But the show belongs to Gillian Anderson, who plays Dana Scully like gangbusters. Without at any time making her character bitchy or abrasive, she fearlessly confronts the uniformed authority of the General (and this from a Navy daughter, no less) and the sexual innuendo of Rappo. At no time does she flinch, lose her cool, or walk away and leave her gun on the floor. I am so tired of seeing Scully do stupid things in the service of the plot that almost any story that showed her minimally competent would have been welcome, but to see her one step ahead of Mulder (the fingerprints are on their way to NCIC for identification even as she tells Mulder about them) and in full charge of an investigation was occasion for outright rejoicing. Gillian Anderson, Rob Bowman and John Shiban should throw bouquets at one another for the scene where Scully faces down the General in his own den, reciting a litany of tragedies erased from the records of his men.
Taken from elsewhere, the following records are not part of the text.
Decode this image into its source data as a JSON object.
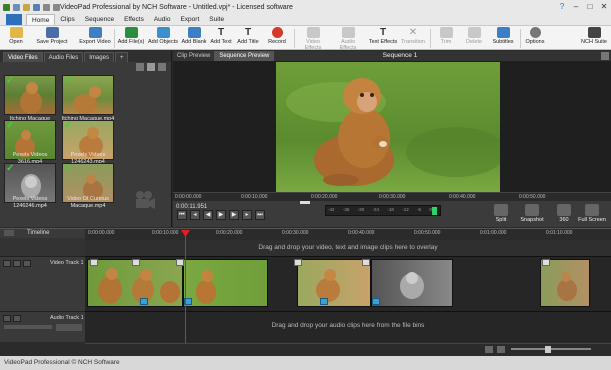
{
  "window": {
    "title": "VideoPad Professional by NCH Software - Untitled.vpj* - Licensed software",
    "min": "–",
    "max": "□",
    "close": "✕"
  },
  "menu": {
    "tabs": [
      "Home",
      "Clips",
      "Sequence",
      "Effects",
      "Audio",
      "Export",
      "Suite"
    ]
  },
  "ribbon": {
    "items": [
      "Open",
      "Save Project",
      "Export Video",
      "Add File(s)",
      "Add Objects",
      "Add Blank",
      "Add Text",
      "Add Title",
      "Record",
      "Video Effects",
      "Audio Effects",
      "Text Effects",
      "Transition",
      "Trim",
      "Delete",
      "Subtitles",
      "Options",
      "NCH Suite"
    ]
  },
  "bins": {
    "tabs": [
      "Video Files",
      "Audio Files",
      "Images"
    ],
    "add": "+",
    "clips": [
      "Itching Macaque (1).mp4",
      "Itching Macaque.mp4",
      "Pexels Videos 3616.mp4",
      "Pexels Videos 1246243.mp4",
      "Pexels Videos 1246246.mp4",
      "Video Of Curious Macaque.mp4"
    ]
  },
  "preview": {
    "tabs": [
      "Clip Preview",
      "Sequence Preview"
    ],
    "sequence_label": "Sequence 1",
    "ruler": [
      "0:00:00.000",
      "0:00:10.000",
      "0:00:20.000",
      "0:00:30.000",
      "0:00:40.000",
      "0:00:50.000"
    ],
    "time": "0:00:11.951",
    "meter": [
      "-42",
      "-36",
      "-30",
      "-24",
      "-18",
      "-12",
      "-6",
      "0"
    ]
  },
  "tools": {
    "split": "Split",
    "snapshot": "Snapshot",
    "vr": "360",
    "fullscreen": "Full Screen"
  },
  "timeline": {
    "label": "Timeline",
    "ruler": [
      "0:00:00.000",
      "0:00:10.000",
      "0:00:20.000",
      "0:00:30.000",
      "0:00:40.000",
      "0:00:50.000",
      "0:01:00.000",
      "0:01:10.000"
    ],
    "overlay_hint": "Drag and drop your video, text and image clips here to overlay",
    "video_track": "Video Track 1",
    "audio_track": "Audio Track 1",
    "audio_hint": "Drag and drop your audio clips here from the file bins"
  },
  "status": {
    "text": "VideoPad Professional © NCH Software"
  },
  "colors": {
    "accent": "#2d6fb8",
    "level": "#2ed46a",
    "playhead": "#e02020"
  }
}
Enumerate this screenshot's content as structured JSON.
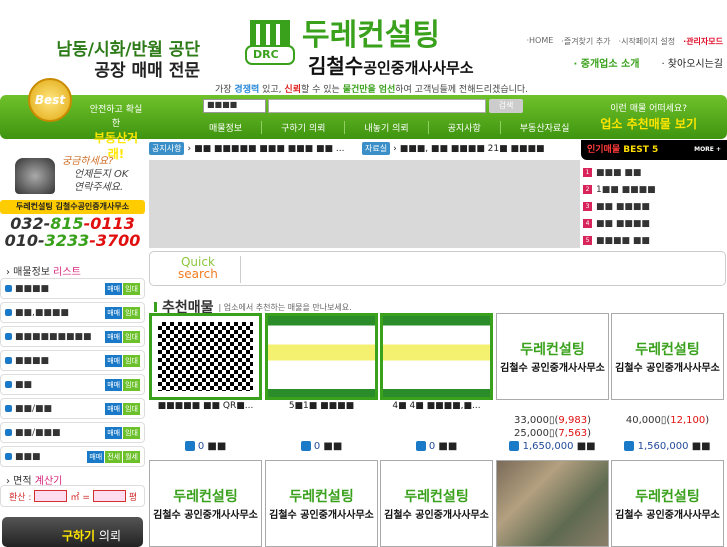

Director Rob Bowman gets the maximum scare out of every shadow, evoking fears that lie at the base of the brain: spectral figures flit across screens, shadows are glimpsed out of the corner of the eye, and ghostly voices whisper threats just below the threshold of hearing. The general’s aide, swimming alone, is strangled and drowned by an invisible attacker whose shadow, projected onto the ceiling by the pool light, pursues hers across the pool. An orderly who knows more than he is telling is killed in his cell by an unknown force after screaming, “He knows this place! He’s been here!” In scene after scene, little touches add just enough creepiness to keep the tension winding: insects in Roach’s apartment, a halo of light around the veterans gathered for a therapy session, the stunning underwater shots of Captain Draper’s struggle in the pool.
There were familiar elements in this episode, as noted, but I have always said that the originality of the tale is less important than the freshness of its retelling; in 3,000 years of written literature there cannot be many plots we have not already run across. This tale of anguish and unbearable tragedy potentially touches all of us, or at least those of us who have lost a loved one. That it mingles this universal condition with the plight of neglected veterans is a brilliant touch. My congratulations to John Shiban for a praiseworthy debut.
This episode gets four out of five sunflower seeds, and a respectful salute.